“Those biologists spend many of their days in Virginia’s forests, streams, wetlands, fields, and caves sampling for non-game species and researching their habitats to inform management practices, protective measures, and mechanisms we can employ to recover our most imperiled wildlife. From habitat restoration and protection to species propagation and population augmentation, DWR’s non-game staff work with purpose and passion to conserve our most vulnerable species and habitats.”

An image of a biologist who used a device to look into the water holding a James Spiny mussel that he had caught

DWR Aquatic Resources Biologist Brian Watson examining a James spinymussel found in Craig County’s Johns Creek.

DWR biologist Michael Pinder’s specialty is non-game fishes, but the work he is involved with benefits anglers and their sportfish as well.

“Because declines in water quality is one of the most significant factors impacting the recovery of aquatic endangered species, the aquatic non-game program has been working intensively with its partners to conduct stream restoration on the North Fork Roanoke River in Montgomery County,” he says. “The primary focus has been to protect a 7-inch-long fish known as the Roanoke logperch (Percina rex), a federally endangered species only found in the Roanoke and Chowan drainages of Virginia and North Carolina.

“Over the past year, we have protected over 1.3 miles of streams by fencing cattle, installing erosion control devices, and planting trees. As the benefits of our work spread, more landowners are asking for our assistance to restore streams flowing through their properties.”

DWR Aquatic Resources Biologist Brian Watson often works with mussels—creatures that help insure the health of our streams and the gamefish and other species that live there.

“Freshwater mussels are one of the most imperiled groups of organisms in the United States with over 70 percent of the species either extinct, endangered, threatened or some level of conservation concern,” Watson says. “Due to this level of imperilment and the benefits mussels provide to the Commonwealth’s rivers and streams, DWR has been leading recovery efforts for over 30 years, including propagation at two facilities.”

An image of a decent sized notched rainbow mussel which was found in the James River Watershed

A  notched rainbow mussel (Villosa constricta) found in the James River watershed, specifically the headwaters of Johns Creek in Craig County.

Watson adds that millions of mussels have been propagated and hundreds of thousands released over the past 10 to 15 years, including species like the endangered James spinymussel. With the cooperation of partners like the U.S. Fish and Wildlife Service, the U.S. Forest Service, the N.C. Wildlife Resources Commission, and private landowners, DWR has released more than a thousand of these mussels at multiple sites and hopes to re-establish the species in the James River, with the eventual goal being removal of the mussel from the endangered species list.

Wildlife enthusiasts who are due a state tax refund can simply mark the appropriate space on the Virginia State Income Tax Form to donate to the Non-Game Program.
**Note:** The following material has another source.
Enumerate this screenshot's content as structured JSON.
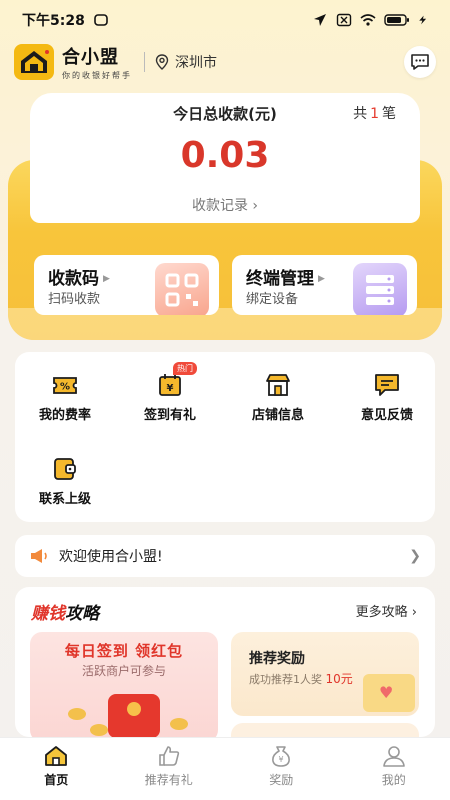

You can also make a tax-deductible donation to the Non-Game Program any time by sending a check to: DWR Non-Game Program, P.O. Box 90778, Henrico, VA 23228-0778, or make a donation online.

  • February 4, 2021